Synthetic Memory Chip: Hard drives keep their memories far better than humans do. They can also access that memory more quickly and precisely. This notion inspired Theodore Berger, a neurologist, to investigate synthetic memory chips that might be implanted in the human brain. While the technology is currently in its early stages, it has the potential to provide people with “perfect” memories that never forget information.
Having said that, where is the actual implementation of HA in the industry? Has the implementation already begun?
Following innovations are the answers to these questions.
1. Third thumb
Dani Clode, a designer and researcher at the Plasticity Lab at University College London, is the creator of The Third Thumb. Her device is a foot-controlled 3D-printed prosthesis.
How does Third thumb work?
Pressure sensors beneath the big toes detect movement and send the data to a watch strap with two motors that control the thumb through Bowden wires, similar to those used in bicycle brakes. The flexible thumb has two degrees of flexibility (each controlled by a big toe). It functions identically to your natural finger.
2. Duoskin Tattoo
DuoSkin is a manufacturing method that allows anybody to manufacture personalised functional devices that may be worn directly on the skin. It shows three forms of on-skin interfaces- touch sensing, output display, and wireless communication.
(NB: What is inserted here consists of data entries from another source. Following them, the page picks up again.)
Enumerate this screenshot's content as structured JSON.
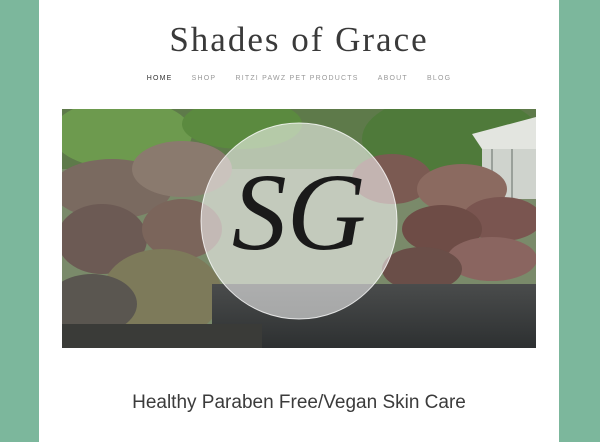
{
  "site": {
    "title": "Shades of Grace"
  },
  "nav": {
    "items": [
      {
        "label": "HOME",
        "active": true
      },
      {
        "label": "SHOP",
        "active": false
      },
      {
        "label": "RITZI PAWZ PET PRODUCTS",
        "active": false
      },
      {
        "label": "ABOUT",
        "active": false
      },
      {
        "label": "BLOG",
        "active": false
      }
    ]
  },
  "hero": {
    "logo_monogram": "SG"
  },
  "tagline": "Healthy Paraben Free/Vegan Skin Care",
  "colors": {
    "background": "#7cb79c",
    "page": "#ffffff",
    "text": "#3a3a3a",
    "nav_inactive": "#999999"
  }
}
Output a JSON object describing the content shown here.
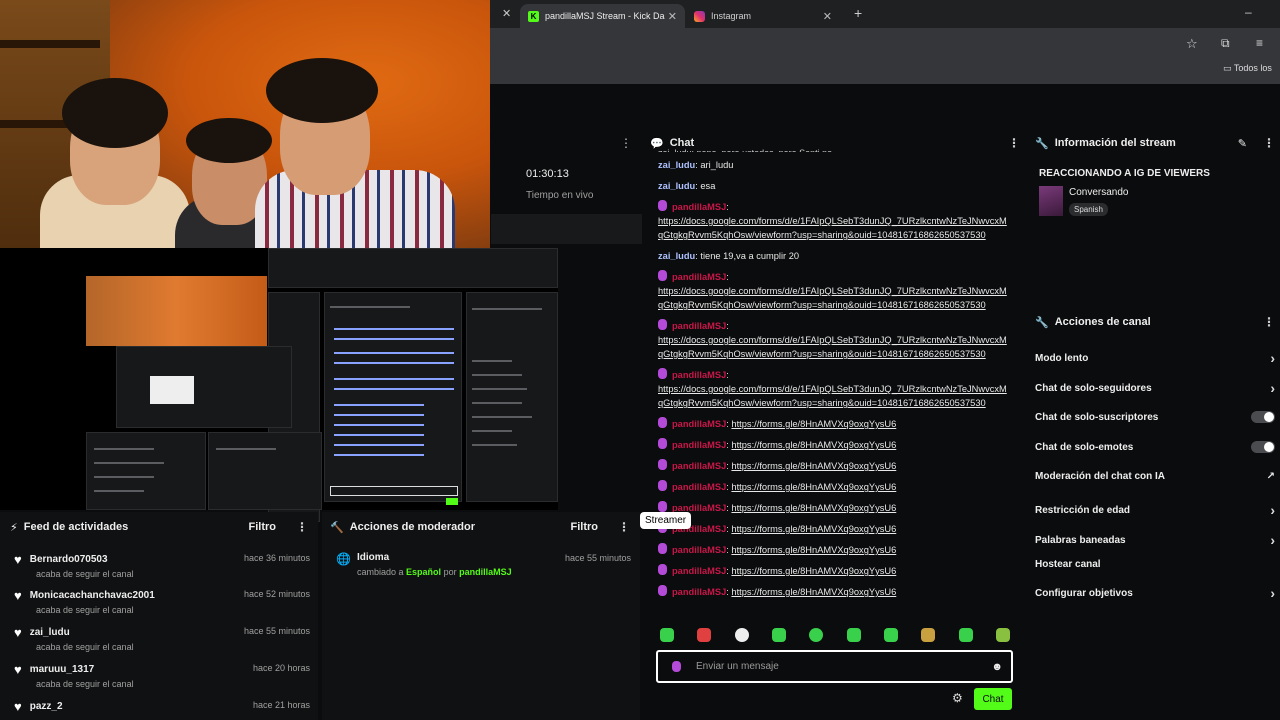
{
  "browser": {
    "tabs": [
      {
        "label": "pandillaMSJ Stream - Kick Dash",
        "active": true
      },
      {
        "label": "Instagram",
        "active": false
      }
    ],
    "bookmark_label": "Todos los"
  },
  "live": {
    "time": "01:30:13",
    "label": "Tiempo en vivo"
  },
  "chat": {
    "title": "Chat",
    "truncated_top": "zai_ludu: nono, pero ustedes, para Santi no",
    "messages": [
      {
        "user": "zai_ludu",
        "text": "ari_ludu",
        "type": "zai"
      },
      {
        "user": "zai_ludu",
        "text": "esa",
        "type": "zai"
      },
      {
        "user": "pandillaMSJ",
        "text": "https://docs.google.com/forms/d/e/1FAIpQLSebT3dunJQ_7URzlkcntwNzTeJNwvcxMqGtgkgRvvm5KqhOsw/viewform?usp=sharing&ouid=104816716862650537530",
        "type": "pan-block"
      },
      {
        "user": "zai_ludu",
        "text": "tiene 19,va a cumplir 20",
        "type": "zai"
      },
      {
        "user": "pandillaMSJ",
        "text": "https://docs.google.com/forms/d/e/1FAIpQLSebT3dunJQ_7URzlkcntwNzTeJNwvcxMqGtgkgRvvm5KqhOsw/viewform?usp=sharing&ouid=104816716862650537530",
        "type": "pan-block"
      },
      {
        "user": "pandillaMSJ",
        "text": "https://docs.google.com/forms/d/e/1FAIpQLSebT3dunJQ_7URzlkcntwNzTeJNwvcxMqGtgkgRvvm5KqhOsw/viewform?usp=sharing&ouid=104816716862650537530",
        "type": "pan-block"
      },
      {
        "user": "pandillaMSJ",
        "text": "https://docs.google.com/forms/d/e/1FAIpQLSebT3dunJQ_7URzlkcntwNzTeJNwvcxMqGtgkgRvvm5KqhOsw/viewform?usp=sharing&ouid=104816716862650537530",
        "type": "pan-block"
      },
      {
        "user": "pandillaMSJ",
        "text": "https://forms.gle/8HnAMVXq9oxgYysU6",
        "type": "pan"
      },
      {
        "user": "pandillaMSJ",
        "text": "https://forms.gle/8HnAMVXq9oxgYysU6",
        "type": "pan"
      },
      {
        "user": "pandillaMSJ",
        "text": "https://forms.gle/8HnAMVXq9oxgYysU6",
        "type": "pan"
      },
      {
        "user": "pandillaMSJ",
        "text": "https://forms.gle/8HnAMVXq9oxgYysU6",
        "type": "pan"
      },
      {
        "user": "pandillaMSJ",
        "text": "https://forms.gle/8HnAMVXq9oxgYysU6",
        "type": "pan"
      },
      {
        "user": "pandillaMSJ",
        "text": "https://forms.gle/8HnAMVXq9oxgYysU6",
        "type": "pan"
      },
      {
        "user": "pandillaMSJ",
        "text": "https://forms.gle/8HnAMVXq9oxgYysU6",
        "type": "pan"
      },
      {
        "user": "pandillaMSJ",
        "text": "https://forms.gle/8HnAMVXq9oxgYysU6",
        "type": "pan"
      },
      {
        "user": "pandillaMSJ",
        "text": "https://forms.gle/8HnAMVXq9oxgYysU6",
        "type": "pan"
      }
    ],
    "input_placeholder": "Enviar un mensaje",
    "send_label": "Chat",
    "tooltip": "Streamer"
  },
  "stream_info": {
    "title": "Información del stream",
    "stream_title": "REACCIONANDO A IG DE VIEWERS",
    "category": "Conversando",
    "language": "Spanish"
  },
  "channel_actions": {
    "title": "Acciones de canal",
    "items": [
      {
        "label": "Modo lento",
        "control": "chevron"
      },
      {
        "label": "Chat de solo-seguidores",
        "control": "chevron"
      },
      {
        "label": "Chat de solo-suscriptores",
        "control": "toggle"
      },
      {
        "label": "Chat de solo-emotes",
        "control": "toggle"
      },
      {
        "label": "Moderación del chat con IA",
        "control": "external"
      },
      {
        "label": "Restricción de edad",
        "control": "chevron"
      },
      {
        "label": "Palabras baneadas",
        "control": "chevron"
      },
      {
        "label": "Hostear canal",
        "control": "none"
      },
      {
        "label": "Configurar objetivos",
        "control": "chevron"
      }
    ]
  },
  "activity_feed": {
    "title": "Feed de actividades",
    "filter": "Filtro",
    "items": [
      {
        "user": "Bernardo070503",
        "action": "acaba de seguir el canal",
        "time": "hace 36 minutos"
      },
      {
        "user": "Monicacachanchavac2001",
        "action": "acaba de seguir el canal",
        "time": "hace 52 minutos"
      },
      {
        "user": "zai_ludu",
        "action": "acaba de seguir el canal",
        "time": "hace 55 minutos"
      },
      {
        "user": "maruuu_1317",
        "action": "acaba de seguir el canal",
        "time": "hace 20 horas"
      },
      {
        "user": "pazz_2",
        "action": "",
        "time": "hace 21 horas"
      }
    ]
  },
  "mod_actions": {
    "title": "Acciones de moderador",
    "filter": "Filtro",
    "item": {
      "title": "Idioma",
      "pre": "cambiado a",
      "value": "Español",
      "by": "por",
      "user": "pandillaMSJ",
      "time": "hace 55 minutos"
    }
  }
}
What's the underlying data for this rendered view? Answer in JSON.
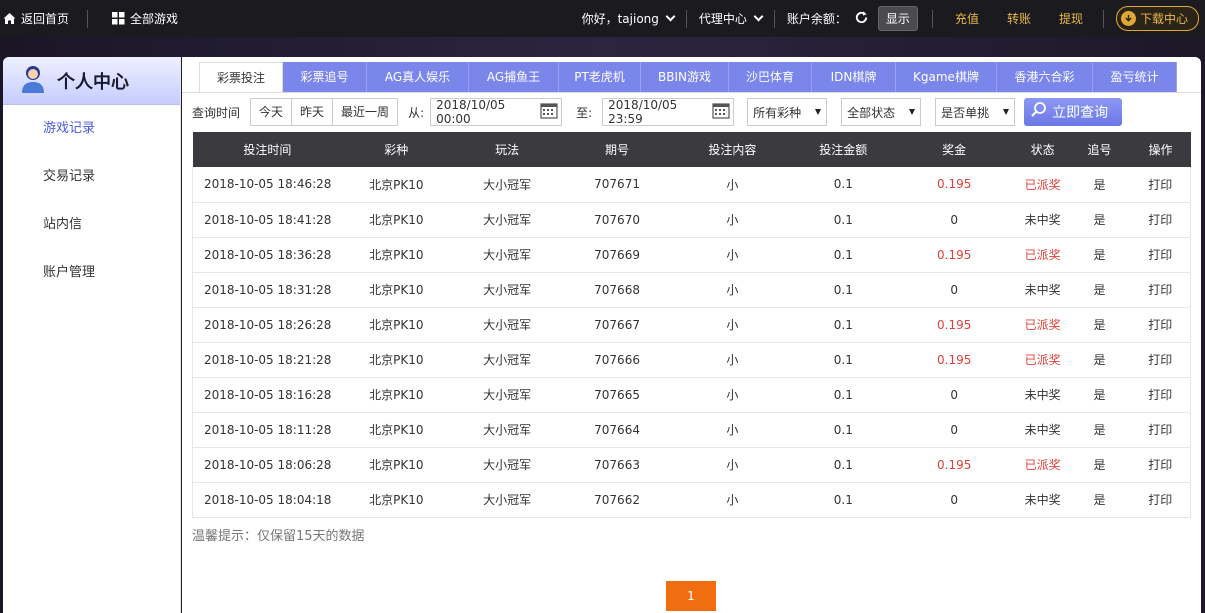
{
  "topbar": {
    "home_label": "返回首页",
    "all_games_label": "全部游戏",
    "greeting": "你好，tajiong",
    "agent_center": "代理中心",
    "balance_label": "账户余额：",
    "show_label": "显示",
    "recharge": "充值",
    "transfer": "转账",
    "withdraw": "提现",
    "download": "下载中心"
  },
  "sidebar": {
    "title": "个人中心",
    "items": [
      {
        "label": "游戏记录",
        "active": true
      },
      {
        "label": "交易记录"
      },
      {
        "label": "站内信"
      },
      {
        "label": "账户管理"
      }
    ]
  },
  "tabs": [
    {
      "label": "彩票投注",
      "active": true
    },
    {
      "label": "彩票追号"
    },
    {
      "label": "AG真人娱乐"
    },
    {
      "label": "AG捕鱼王"
    },
    {
      "label": "PT老虎机"
    },
    {
      "label": "BBIN游戏"
    },
    {
      "label": "沙巴体育"
    },
    {
      "label": "IDN棋牌"
    },
    {
      "label": "Kgame棋牌"
    },
    {
      "label": "香港六合彩"
    },
    {
      "label": "盈亏统计"
    }
  ],
  "filter": {
    "query_time_label": "查询时间",
    "today": "今天",
    "yesterday": "昨天",
    "last_week": "最近一周",
    "from_label": "从:",
    "from_value": "2018/10/05 00:00",
    "to_label": "至:",
    "to_value": "2018/10/05 23:59",
    "lottery_select": "所有彩种",
    "status_select": "全部状态",
    "single_select": "是否单挑",
    "query_button": "立即查询"
  },
  "table": {
    "headers": [
      "投注时间",
      "彩种",
      "玩法",
      "期号",
      "投注内容",
      "投注金额",
      "奖金",
      "状态",
      "追号",
      "操作"
    ],
    "rows": [
      [
        "2018-10-05 18:46:28",
        "北京PK10",
        "大小冠军",
        "707671",
        "小",
        "0.1",
        "0.195",
        "已派奖",
        "是",
        "打印"
      ],
      [
        "2018-10-05 18:41:28",
        "北京PK10",
        "大小冠军",
        "707670",
        "小",
        "0.1",
        "0",
        "未中奖",
        "是",
        "打印"
      ],
      [
        "2018-10-05 18:36:28",
        "北京PK10",
        "大小冠军",
        "707669",
        "小",
        "0.1",
        "0.195",
        "已派奖",
        "是",
        "打印"
      ],
      [
        "2018-10-05 18:31:28",
        "北京PK10",
        "大小冠军",
        "707668",
        "小",
        "0.1",
        "0",
        "未中奖",
        "是",
        "打印"
      ],
      [
        "2018-10-05 18:26:28",
        "北京PK10",
        "大小冠军",
        "707667",
        "小",
        "0.1",
        "0.195",
        "已派奖",
        "是",
        "打印"
      ],
      [
        "2018-10-05 18:21:28",
        "北京PK10",
        "大小冠军",
        "707666",
        "小",
        "0.1",
        "0.195",
        "已派奖",
        "是",
        "打印"
      ],
      [
        "2018-10-05 18:16:28",
        "北京PK10",
        "大小冠军",
        "707665",
        "小",
        "0.1",
        "0",
        "未中奖",
        "是",
        "打印"
      ],
      [
        "2018-10-05 18:11:28",
        "北京PK10",
        "大小冠军",
        "707664",
        "小",
        "0.1",
        "0",
        "未中奖",
        "是",
        "打印"
      ],
      [
        "2018-10-05 18:06:28",
        "北京PK10",
        "大小冠军",
        "707663",
        "小",
        "0.1",
        "0.195",
        "已派奖",
        "是",
        "打印"
      ],
      [
        "2018-10-05 18:04:18",
        "北京PK10",
        "大小冠军",
        "707662",
        "小",
        "0.1",
        "0",
        "未中奖",
        "是",
        "打印"
      ]
    ]
  },
  "tip": "温馨提示：仅保留15天的数据",
  "pagination": {
    "current": "1"
  },
  "colors": {
    "tab": "#7b86ea",
    "win": "#e0413a",
    "pager": "#f06e10",
    "gold": "#e8b948"
  }
}
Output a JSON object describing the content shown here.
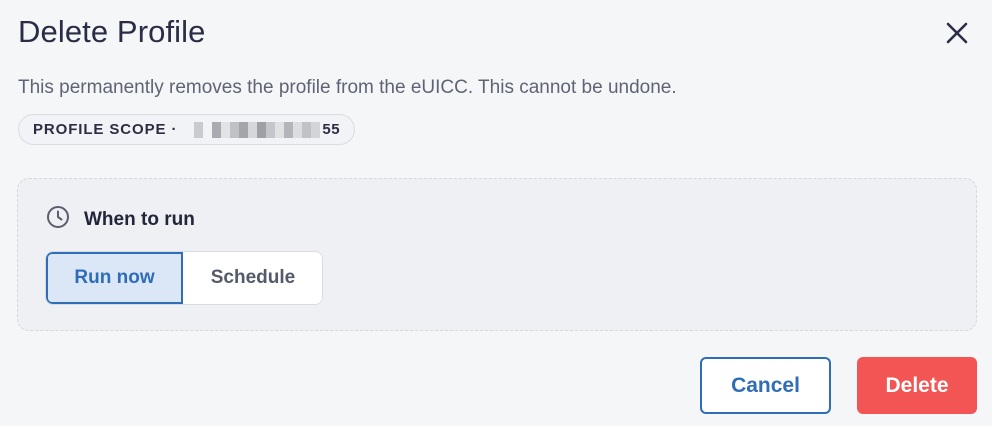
{
  "dialog": {
    "title": "Delete Profile",
    "close_icon": "close-icon",
    "description": "This permanently removes the profile from the eUICC. This cannot be undone.",
    "scope": {
      "label": "PROFILE SCOPE ·",
      "visible_suffix": "55"
    },
    "schedule": {
      "icon": "clock-icon",
      "heading": "When to run",
      "options": [
        {
          "label": "Run now",
          "selected": true
        },
        {
          "label": "Schedule",
          "selected": false
        }
      ]
    },
    "actions": {
      "cancel_label": "Cancel",
      "delete_label": "Delete"
    }
  },
  "colors": {
    "accent": "#2f6db8",
    "danger": "#f35454",
    "background": "#f5f6f8"
  }
}
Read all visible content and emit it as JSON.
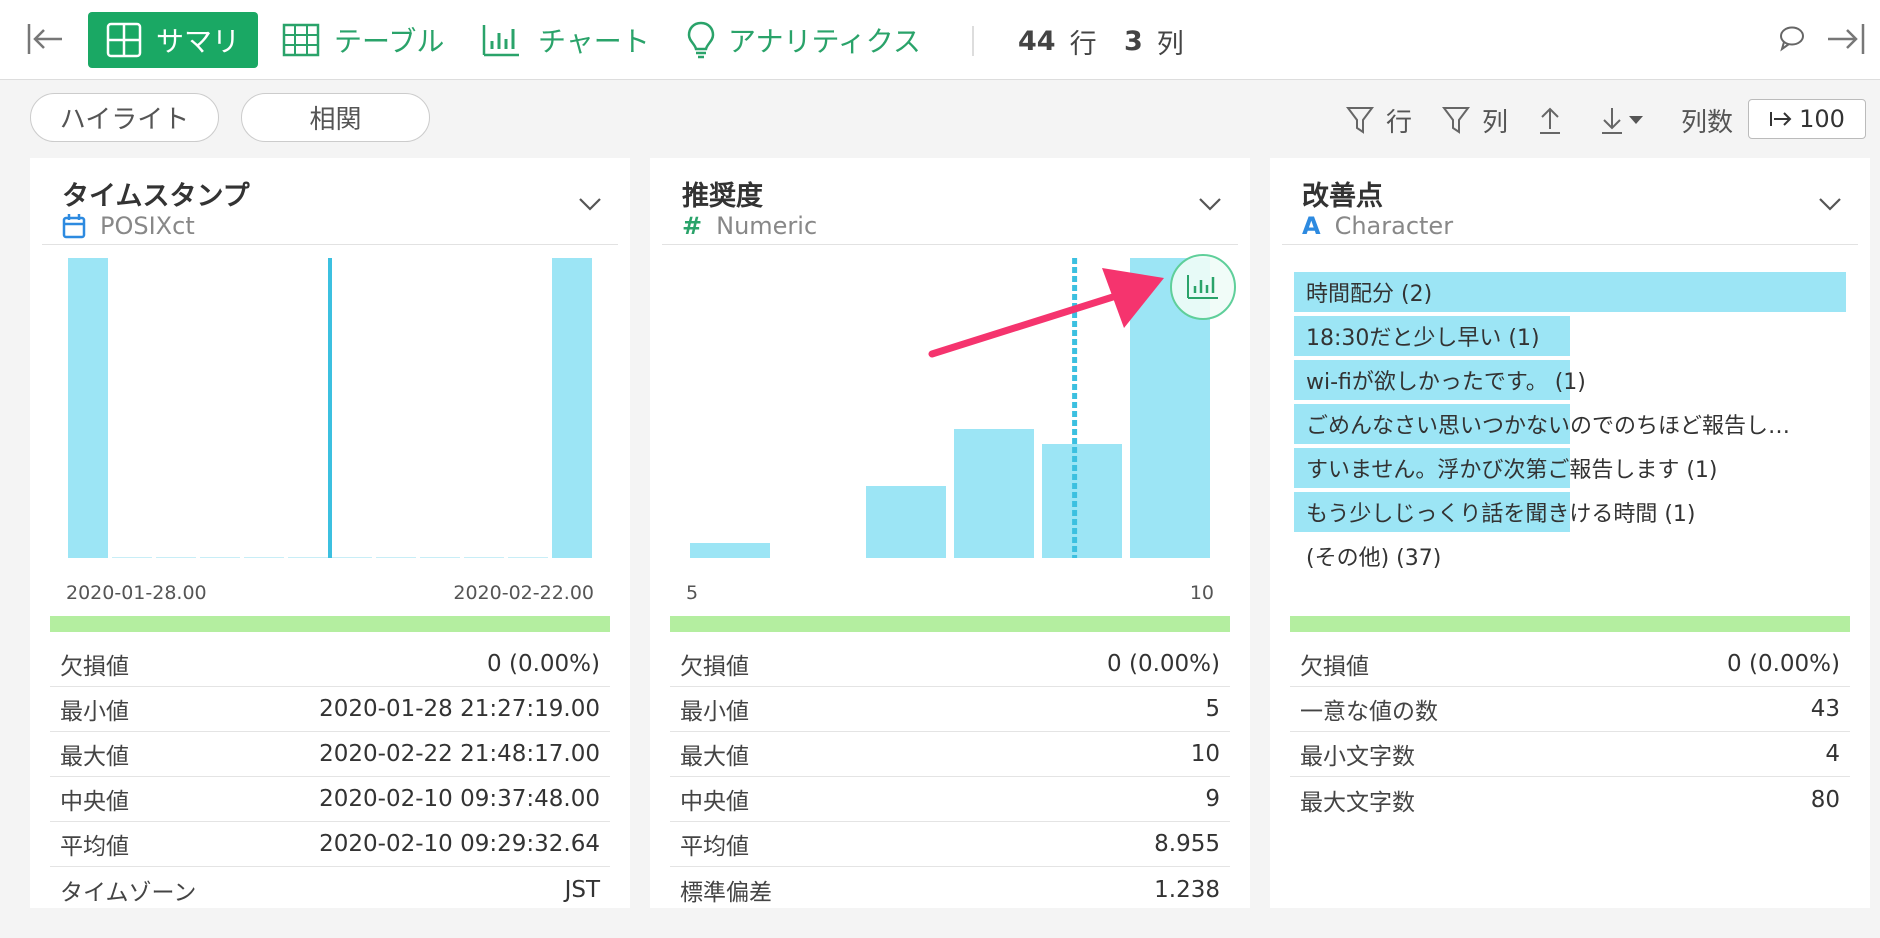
{
  "topbar": {
    "tabs": [
      {
        "label": "サマリ",
        "icon": "grid-icon",
        "active": true
      },
      {
        "label": "テーブル",
        "icon": "table-icon"
      },
      {
        "label": "チャート",
        "icon": "bar-chart-icon"
      },
      {
        "label": "アナリティクス",
        "icon": "lightbulb-icon"
      }
    ],
    "rows_count": "44",
    "rows_unit": "行",
    "cols_count": "3",
    "cols_unit": "列"
  },
  "toolbar": {
    "highlight_label": "ハイライト",
    "correlation_label": "相関",
    "row_filter_label": "行",
    "col_filter_label": "列",
    "columns_label": "列数",
    "columns_value": "100"
  },
  "colors": {
    "accent": "#1aa864",
    "bar": "#9ce5f5",
    "green_bar": "#b4eea0",
    "arrow": "#f5346e"
  },
  "cards": [
    {
      "title": "タイムスタンプ",
      "type": "POSIXct",
      "axis_min": "2020-01-28.00",
      "axis_max": "2020-02-22.00",
      "histogram": [
        1,
        0,
        0,
        0,
        0,
        0,
        0,
        0,
        0,
        0,
        0,
        1
      ],
      "median_marker_fraction": 0.5,
      "stats": [
        {
          "label": "欠損値",
          "value": "0 (0.00%)"
        },
        {
          "label": "最小値",
          "value": "2020-01-28 21:27:19.00"
        },
        {
          "label": "最大値",
          "value": "2020-02-22 21:48:17.00"
        },
        {
          "label": "中央値",
          "value": "2020-02-10 09:37:48.00"
        },
        {
          "label": "平均値",
          "value": "2020-02-10 09:29:32.64"
        },
        {
          "label": "タイムゾーン",
          "value": "JST"
        }
      ]
    },
    {
      "title": "推奨度",
      "type": "Numeric",
      "axis_min": "5",
      "axis_max": "10",
      "histogram": [
        0.05,
        0,
        0.24,
        0.43,
        0.38,
        1
      ],
      "mean_marker_fraction": 0.736,
      "stats": [
        {
          "label": "欠損値",
          "value": "0 (0.00%)"
        },
        {
          "label": "最小値",
          "value": "5"
        },
        {
          "label": "最大値",
          "value": "10"
        },
        {
          "label": "中央値",
          "value": "9"
        },
        {
          "label": "平均値",
          "value": "8.955"
        },
        {
          "label": "標準偏差",
          "value": "1.238"
        }
      ]
    },
    {
      "title": "改善点",
      "type": "Character",
      "categories": [
        {
          "label": "時間配分 (2)",
          "fraction": 1.0
        },
        {
          "label": "18:30だと少し早い (1)",
          "fraction": 0.5
        },
        {
          "label": "wi-fiが欲しかったです。 (1)",
          "fraction": 0.5
        },
        {
          "label": "ごめんなさい思いつかないのでのちほど報告し…",
          "fraction": 0.5
        },
        {
          "label": "すいません。浮かび次第ご報告します (1)",
          "fraction": 0.5
        },
        {
          "label": "もう少しじっくり話を聞きける時間 (1)",
          "fraction": 0.5
        },
        {
          "label": "(その他) (37)",
          "fraction": 0
        }
      ],
      "stats": [
        {
          "label": "欠損値",
          "value": "0 (0.00%)"
        },
        {
          "label": "一意な値の数",
          "value": "43"
        },
        {
          "label": "最小文字数",
          "value": "4"
        },
        {
          "label": "最大文字数",
          "value": "80"
        }
      ]
    }
  ]
}
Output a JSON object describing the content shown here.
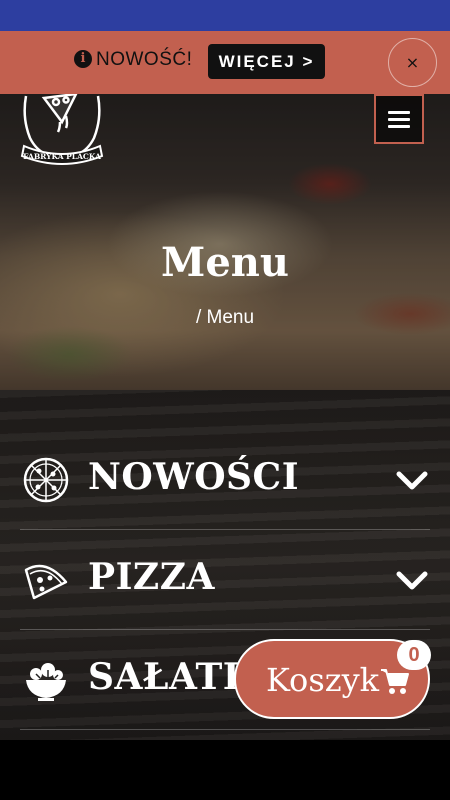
{
  "notice": {
    "info_icon": "info-circle-icon",
    "text": "NOWOŚĆ!",
    "more_label": "WIĘCEJ >",
    "close_label": "×"
  },
  "header": {
    "logo_text": "FABRYKA PLACKA",
    "menu_icon": "hamburger-icon"
  },
  "hero": {
    "title": "Menu",
    "breadcrumb": "/  Menu"
  },
  "categories": [
    {
      "label": "NOWOŚCI",
      "icon": "pizza-whole-icon"
    },
    {
      "label": "PIZZA",
      "icon": "pizza-slice-icon"
    },
    {
      "label": "SAŁATKI",
      "icon": "salad-bowl-icon"
    }
  ],
  "cart": {
    "label": "Koszyk",
    "icon": "cart-icon",
    "count": "0"
  },
  "colors": {
    "status_bar": "#2d3ea0",
    "accent": "#c2604f",
    "dark": "#111111"
  }
}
DuoSkin’s on-skin devices are inspired by the aesthetics of metallic jewelry-like temporary tattoos.
Users may utilise DuoSkin devices to operate their mobile devices, show information, and save data on their skin while also making a fashion statement.
3. Airbag Helmet
Wearing a Hovding collar around your neck monitors the movements of your head 200 times a second. This collar inflates into a helmet when it senses a collision. The super protective headgear inflates in 0.1 seconds, making your skull nearly indestructible.
4. Enchroma Glasses
These glasses are made for Colourblind individuals. They can view the entire spectrum of light using these glasses.
EnChroma creates optical lens technology that precisely filters out wavelengths of light at the exact point when colour sensitivity is confused or overlapped too much. Thus, helping to view objects in full colour.
5. ORA-X Headphones
It’s a tablet that can be worn. Android platform is used to run these smart headphones. ORA-X headphones improve and broaden the listening experience by allowing the user to engage with what they’re hearing. You can see new music videos, get notifications about your favourite musicians, and do a lot more.
Other examples include Live Translation Wearables, Exo Glove Poly and Iron Man Suit.
With a huge demand for such high technology-driven gadgets, HA not only assists in the technical development of the world but also provides a hand to the disabled. Its market doesn’t end here.
The Human Augmentation Industry is expected to expand at a CAGR of 23.9 percent from USD 70.9 billion in 2019 to USD 206.9 billion by 2024.
During the forecast period of 2020 to 2026, the Human Augmentation market is expected to grow at a rapid pace.
High technology-driven devices in healthcare & armed forces, the introduction of artificial intelligence in wearable devices, and the rising popularity of wearable augmentation goods are all major drivers for the HA market expansion.